What does it look like?
Adult red imported fire ants are approximately 1/8 to 1/4-inch long, are reddish brown to black, and are characterized by a 10-segmented antenna, a stinger, and a two-segmented pedicel (abdomen). The ants can be easily distinguished from other ants by their rapid movement and aggressive defensive behavior. Fire ant venom, injected by a stinger, causes a burning sensation due to its high concentration of toxins.
Red imported fire ants form colonies consisting of workers, males and females (capable of flight and reproduction), and one or more queens. A single colony may have dozens of queens, each capable of laying up to 1,500 eggs per day. The average colony contains 100,000 to 500,000 workers, whose job it is to protect and feed the queens.
Red imported fire ants build mounds of soft soil. Mounds, the most visible signs of a fire ant infestation, can be found in almost any type of soil. The mounds rarely are larger than 18 inches in diameter. However, the mound is just the tip of the iceberg. Mounds can extend into the ground 20 feet deep or more, with lateral tunnels extending out more than eight feet along the surface of the soil.
Host material and range
Red imported fire ants, Solenopsis invicta, entered this country in the 1920s through the port of Mobile, Ala. Fire ants are now a serious nuisance for more than 40 million people living in the southern United States. Fire ant mounds are most commonly found in open, sunny areas with good soil moistures — pastures, landscape beds, lawns, fairways and cultivated fields are frequently cultivated in the southern United States.
Moisture is critical to fire ant survival. When the weather is hot and dry, they burrow deep into the soil to find moisture and cooler temperatures. When temperatures are cold, they burrow down to stay warm. When temperatures are moderate and the soil is moist, fire ants are active, foraging near the soil surface and building mounds. In general, if it’s a nice day for people to be outside, it’s a nice day for fire ant activity.
Colonies often move from one site to another. Queens need only half a dozen workers to start a new colony, and a new mound can develop several hundred feet from the old site overnight.
Fire ants, which currently infest more than 325 million acres across the southern United States, pose a serious and growing public health threat – injuring millions of people each year with their stings. Fire ants currently infest what is known as the “Fire Ant 13” — Arkansas, Alabama, California, Georgia, Florida, Louisiana, North Carolina, Mississippi, New Mexico, Oklahoma, South Carolina, Tennessee and Texas (as well as Puerto Rico). They are also moving north and west into Arizona, Kansas, Kentucky, Maryland, Missouri and Virginia.

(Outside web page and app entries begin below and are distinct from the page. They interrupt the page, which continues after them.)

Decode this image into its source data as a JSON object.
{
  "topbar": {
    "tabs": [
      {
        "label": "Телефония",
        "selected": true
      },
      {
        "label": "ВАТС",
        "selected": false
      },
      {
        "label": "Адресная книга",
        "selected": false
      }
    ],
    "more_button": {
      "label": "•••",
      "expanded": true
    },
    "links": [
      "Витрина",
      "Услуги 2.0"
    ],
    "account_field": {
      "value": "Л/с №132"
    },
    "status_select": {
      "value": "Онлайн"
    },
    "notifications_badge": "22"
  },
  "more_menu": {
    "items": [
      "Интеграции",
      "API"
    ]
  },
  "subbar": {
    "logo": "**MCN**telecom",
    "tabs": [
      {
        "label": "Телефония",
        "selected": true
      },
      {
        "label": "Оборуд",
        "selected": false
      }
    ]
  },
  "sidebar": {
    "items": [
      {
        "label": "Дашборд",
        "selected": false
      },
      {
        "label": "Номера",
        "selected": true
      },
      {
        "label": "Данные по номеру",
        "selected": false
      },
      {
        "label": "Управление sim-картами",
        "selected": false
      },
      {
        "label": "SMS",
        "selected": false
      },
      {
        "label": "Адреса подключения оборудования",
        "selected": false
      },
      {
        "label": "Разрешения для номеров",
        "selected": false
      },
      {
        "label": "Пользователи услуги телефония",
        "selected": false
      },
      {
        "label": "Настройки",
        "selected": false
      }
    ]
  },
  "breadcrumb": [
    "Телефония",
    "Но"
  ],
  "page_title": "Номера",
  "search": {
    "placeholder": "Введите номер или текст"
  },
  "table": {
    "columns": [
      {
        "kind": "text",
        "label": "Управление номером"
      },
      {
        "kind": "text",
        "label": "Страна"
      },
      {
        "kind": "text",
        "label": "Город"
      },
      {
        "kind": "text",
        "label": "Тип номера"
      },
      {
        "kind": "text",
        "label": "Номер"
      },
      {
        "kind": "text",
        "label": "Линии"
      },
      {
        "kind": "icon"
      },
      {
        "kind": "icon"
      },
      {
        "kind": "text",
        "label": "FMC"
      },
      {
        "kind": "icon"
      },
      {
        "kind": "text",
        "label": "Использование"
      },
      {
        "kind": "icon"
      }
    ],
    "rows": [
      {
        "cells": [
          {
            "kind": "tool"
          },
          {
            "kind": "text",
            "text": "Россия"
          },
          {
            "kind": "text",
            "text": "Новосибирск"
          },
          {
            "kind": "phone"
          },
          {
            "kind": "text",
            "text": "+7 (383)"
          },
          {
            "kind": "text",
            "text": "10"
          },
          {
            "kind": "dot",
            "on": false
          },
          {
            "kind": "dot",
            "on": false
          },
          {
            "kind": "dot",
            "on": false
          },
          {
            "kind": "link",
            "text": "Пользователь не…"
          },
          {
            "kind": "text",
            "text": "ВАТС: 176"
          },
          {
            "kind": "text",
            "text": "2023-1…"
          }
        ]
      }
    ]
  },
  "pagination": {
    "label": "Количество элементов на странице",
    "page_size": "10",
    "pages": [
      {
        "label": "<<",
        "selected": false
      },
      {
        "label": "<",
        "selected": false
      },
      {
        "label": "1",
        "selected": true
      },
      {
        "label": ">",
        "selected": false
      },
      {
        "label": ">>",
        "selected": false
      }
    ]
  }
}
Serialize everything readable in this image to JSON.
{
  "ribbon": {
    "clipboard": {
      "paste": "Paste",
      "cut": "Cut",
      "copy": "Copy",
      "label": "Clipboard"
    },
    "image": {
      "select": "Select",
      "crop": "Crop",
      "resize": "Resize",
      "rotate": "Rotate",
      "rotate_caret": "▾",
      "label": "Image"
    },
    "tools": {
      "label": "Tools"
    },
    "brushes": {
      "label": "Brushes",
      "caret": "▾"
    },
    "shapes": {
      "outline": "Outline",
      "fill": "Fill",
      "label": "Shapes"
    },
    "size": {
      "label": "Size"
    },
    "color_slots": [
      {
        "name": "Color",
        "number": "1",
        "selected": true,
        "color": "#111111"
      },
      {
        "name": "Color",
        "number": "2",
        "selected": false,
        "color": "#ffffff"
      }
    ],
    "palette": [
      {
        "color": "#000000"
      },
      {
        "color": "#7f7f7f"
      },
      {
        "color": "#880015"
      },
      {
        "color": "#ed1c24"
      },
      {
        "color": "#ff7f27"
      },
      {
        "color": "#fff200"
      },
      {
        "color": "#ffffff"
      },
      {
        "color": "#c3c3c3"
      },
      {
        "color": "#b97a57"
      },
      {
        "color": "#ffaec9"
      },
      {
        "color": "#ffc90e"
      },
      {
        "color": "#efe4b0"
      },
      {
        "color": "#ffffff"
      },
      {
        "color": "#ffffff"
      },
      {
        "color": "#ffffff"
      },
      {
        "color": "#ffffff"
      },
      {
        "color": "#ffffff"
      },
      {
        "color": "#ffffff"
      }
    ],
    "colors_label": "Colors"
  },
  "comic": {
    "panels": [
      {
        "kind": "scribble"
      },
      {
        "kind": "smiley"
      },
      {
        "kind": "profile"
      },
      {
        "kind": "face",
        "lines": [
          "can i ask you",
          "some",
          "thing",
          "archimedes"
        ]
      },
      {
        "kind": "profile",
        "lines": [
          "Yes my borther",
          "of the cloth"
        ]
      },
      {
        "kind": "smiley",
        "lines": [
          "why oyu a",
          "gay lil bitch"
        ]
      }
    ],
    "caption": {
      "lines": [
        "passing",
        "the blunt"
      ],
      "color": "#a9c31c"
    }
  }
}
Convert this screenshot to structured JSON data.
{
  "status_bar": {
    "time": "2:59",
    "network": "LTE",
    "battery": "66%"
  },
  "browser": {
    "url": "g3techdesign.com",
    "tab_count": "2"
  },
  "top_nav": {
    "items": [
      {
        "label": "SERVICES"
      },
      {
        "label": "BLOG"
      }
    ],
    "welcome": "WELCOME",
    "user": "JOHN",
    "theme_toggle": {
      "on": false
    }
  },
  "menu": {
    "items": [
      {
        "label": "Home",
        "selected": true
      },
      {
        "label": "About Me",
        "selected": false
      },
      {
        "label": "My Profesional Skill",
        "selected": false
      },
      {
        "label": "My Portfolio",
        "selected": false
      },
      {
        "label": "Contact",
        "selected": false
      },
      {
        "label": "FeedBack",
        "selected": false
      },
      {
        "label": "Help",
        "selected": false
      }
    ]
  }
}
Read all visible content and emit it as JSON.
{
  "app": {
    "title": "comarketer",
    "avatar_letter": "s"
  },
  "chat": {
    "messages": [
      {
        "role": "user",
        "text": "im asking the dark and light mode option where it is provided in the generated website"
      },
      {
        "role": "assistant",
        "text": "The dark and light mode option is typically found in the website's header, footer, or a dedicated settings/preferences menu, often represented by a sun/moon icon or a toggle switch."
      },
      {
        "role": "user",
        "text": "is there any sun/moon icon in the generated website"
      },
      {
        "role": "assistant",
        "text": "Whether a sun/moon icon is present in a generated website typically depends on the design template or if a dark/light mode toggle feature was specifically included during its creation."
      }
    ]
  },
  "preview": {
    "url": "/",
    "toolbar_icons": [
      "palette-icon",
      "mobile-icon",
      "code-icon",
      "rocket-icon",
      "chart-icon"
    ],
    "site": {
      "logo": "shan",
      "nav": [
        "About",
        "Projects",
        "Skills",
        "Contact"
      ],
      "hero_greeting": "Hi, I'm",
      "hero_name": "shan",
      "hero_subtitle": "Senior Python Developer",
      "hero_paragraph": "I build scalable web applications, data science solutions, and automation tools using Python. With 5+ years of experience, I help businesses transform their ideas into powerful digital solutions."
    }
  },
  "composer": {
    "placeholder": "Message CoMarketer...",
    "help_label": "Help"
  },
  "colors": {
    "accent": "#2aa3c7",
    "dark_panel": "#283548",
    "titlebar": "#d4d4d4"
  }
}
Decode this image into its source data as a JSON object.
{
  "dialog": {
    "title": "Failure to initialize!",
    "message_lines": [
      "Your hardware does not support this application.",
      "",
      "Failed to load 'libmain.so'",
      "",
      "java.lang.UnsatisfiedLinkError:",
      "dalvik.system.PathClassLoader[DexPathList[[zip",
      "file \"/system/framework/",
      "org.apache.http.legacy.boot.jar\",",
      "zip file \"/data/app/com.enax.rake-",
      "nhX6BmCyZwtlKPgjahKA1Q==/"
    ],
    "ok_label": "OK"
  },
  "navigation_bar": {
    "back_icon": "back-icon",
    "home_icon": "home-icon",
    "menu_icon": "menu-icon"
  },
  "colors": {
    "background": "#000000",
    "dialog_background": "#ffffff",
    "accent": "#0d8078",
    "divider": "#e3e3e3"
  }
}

Fire ants sting more than 20 million people annually, and can hinder outdoor recreational activities. But fire ants are more than just a painful nuisance. There may be up to 500,000 ants in a colony. When disturbed, hundreds, sometimes thousands of ants, will attack an intruder, inflicting painful stings that cause burning and itching. Fire ants can cause severe allergic reactions in a significant number of people, and, in rare cases, this reaction can be life threatening.
Colonies present in landscape beds are usually easy to spot. Visually inspect the area to determine the magnitude of infestation. If one or more mounds are present, the area should be professionally treated. Colonies established on lawns are more difficult to diagnose, as turf is frequently mowed and the mounds are small and difficult to spot. If you suspect that you’re lawn is infested with fire ants, call a professional lawn care operator or pest-control professional and request an inspection.
Nate Royalty, Ph.D., is product development manager insecticides for Bayer Environmental Science, manufacturer of TopChoice insecticide for control of fire ants. TopChoice is a low-dose, non-bait granular insecticide that requires just one annual application by a licensed professional. It controls fire ants for up to one year, eliminating existing infestations and preventing new mounds from forming.
Photos courtesy of Bayer Environmental Science